**HOW TO COMPLETE THIS TASK**: Tally the lines in the entries where the string "Exibir" appears, and write only the total.

**Dataset rows describing interfaces**:
▼

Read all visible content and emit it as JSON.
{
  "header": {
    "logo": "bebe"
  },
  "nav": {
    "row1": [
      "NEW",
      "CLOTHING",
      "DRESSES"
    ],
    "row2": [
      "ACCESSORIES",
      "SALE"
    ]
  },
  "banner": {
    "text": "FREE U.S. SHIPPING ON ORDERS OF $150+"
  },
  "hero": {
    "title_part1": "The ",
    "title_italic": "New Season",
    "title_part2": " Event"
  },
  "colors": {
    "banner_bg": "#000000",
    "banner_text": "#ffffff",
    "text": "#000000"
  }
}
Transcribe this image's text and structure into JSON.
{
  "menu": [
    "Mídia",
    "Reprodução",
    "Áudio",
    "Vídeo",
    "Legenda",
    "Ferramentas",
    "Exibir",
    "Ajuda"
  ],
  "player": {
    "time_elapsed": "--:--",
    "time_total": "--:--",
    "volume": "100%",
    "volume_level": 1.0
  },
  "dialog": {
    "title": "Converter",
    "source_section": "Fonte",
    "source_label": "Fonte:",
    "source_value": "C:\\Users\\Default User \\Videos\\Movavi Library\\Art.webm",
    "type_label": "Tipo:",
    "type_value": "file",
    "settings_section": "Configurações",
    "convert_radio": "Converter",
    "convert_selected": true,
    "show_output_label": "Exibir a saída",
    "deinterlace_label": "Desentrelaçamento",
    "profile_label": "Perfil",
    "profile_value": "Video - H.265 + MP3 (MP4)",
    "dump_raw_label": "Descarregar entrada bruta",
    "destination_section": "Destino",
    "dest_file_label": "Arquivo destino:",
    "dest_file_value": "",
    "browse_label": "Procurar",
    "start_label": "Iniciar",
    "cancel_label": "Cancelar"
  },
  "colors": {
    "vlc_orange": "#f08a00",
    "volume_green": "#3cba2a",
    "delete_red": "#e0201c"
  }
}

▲

**SOLVED EXERCISE**: 2